# [WORK TO BE COMPLETED]
I need every line that includes the word "registro" copied from the material.
START PROVIDED INFORMATION
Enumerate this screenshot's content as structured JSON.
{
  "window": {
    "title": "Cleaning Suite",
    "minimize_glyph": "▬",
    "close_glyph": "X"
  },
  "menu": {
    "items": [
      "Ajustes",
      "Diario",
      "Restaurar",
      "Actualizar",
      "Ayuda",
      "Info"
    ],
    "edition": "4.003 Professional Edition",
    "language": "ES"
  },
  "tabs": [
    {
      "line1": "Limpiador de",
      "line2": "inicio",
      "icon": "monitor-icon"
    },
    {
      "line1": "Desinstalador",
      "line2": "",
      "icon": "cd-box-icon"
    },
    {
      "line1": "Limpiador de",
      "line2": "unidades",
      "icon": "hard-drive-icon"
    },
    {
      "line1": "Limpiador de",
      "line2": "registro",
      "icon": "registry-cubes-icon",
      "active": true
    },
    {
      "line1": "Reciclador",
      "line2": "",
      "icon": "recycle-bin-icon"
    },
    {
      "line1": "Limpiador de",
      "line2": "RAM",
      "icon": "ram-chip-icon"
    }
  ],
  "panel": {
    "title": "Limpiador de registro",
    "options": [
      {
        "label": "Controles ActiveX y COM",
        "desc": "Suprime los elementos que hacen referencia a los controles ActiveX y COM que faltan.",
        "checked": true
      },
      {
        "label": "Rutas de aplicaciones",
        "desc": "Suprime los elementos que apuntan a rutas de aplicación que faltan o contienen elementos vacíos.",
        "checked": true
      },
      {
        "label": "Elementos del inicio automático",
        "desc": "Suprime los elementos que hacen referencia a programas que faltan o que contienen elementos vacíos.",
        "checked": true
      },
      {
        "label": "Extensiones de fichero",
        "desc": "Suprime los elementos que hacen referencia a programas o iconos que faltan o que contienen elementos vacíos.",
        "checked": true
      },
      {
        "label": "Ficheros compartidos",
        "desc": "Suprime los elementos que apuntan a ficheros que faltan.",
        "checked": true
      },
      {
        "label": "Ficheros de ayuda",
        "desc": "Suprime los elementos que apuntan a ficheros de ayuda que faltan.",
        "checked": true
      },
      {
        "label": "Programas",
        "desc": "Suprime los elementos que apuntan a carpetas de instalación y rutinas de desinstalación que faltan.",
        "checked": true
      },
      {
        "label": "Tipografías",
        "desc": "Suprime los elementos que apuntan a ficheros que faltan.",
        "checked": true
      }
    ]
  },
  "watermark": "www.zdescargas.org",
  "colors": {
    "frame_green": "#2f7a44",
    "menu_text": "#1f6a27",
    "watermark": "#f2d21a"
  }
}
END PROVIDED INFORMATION
# [YOUR RESPONSE]
      "line2": "registro",
    "title": "Limpiador de registro",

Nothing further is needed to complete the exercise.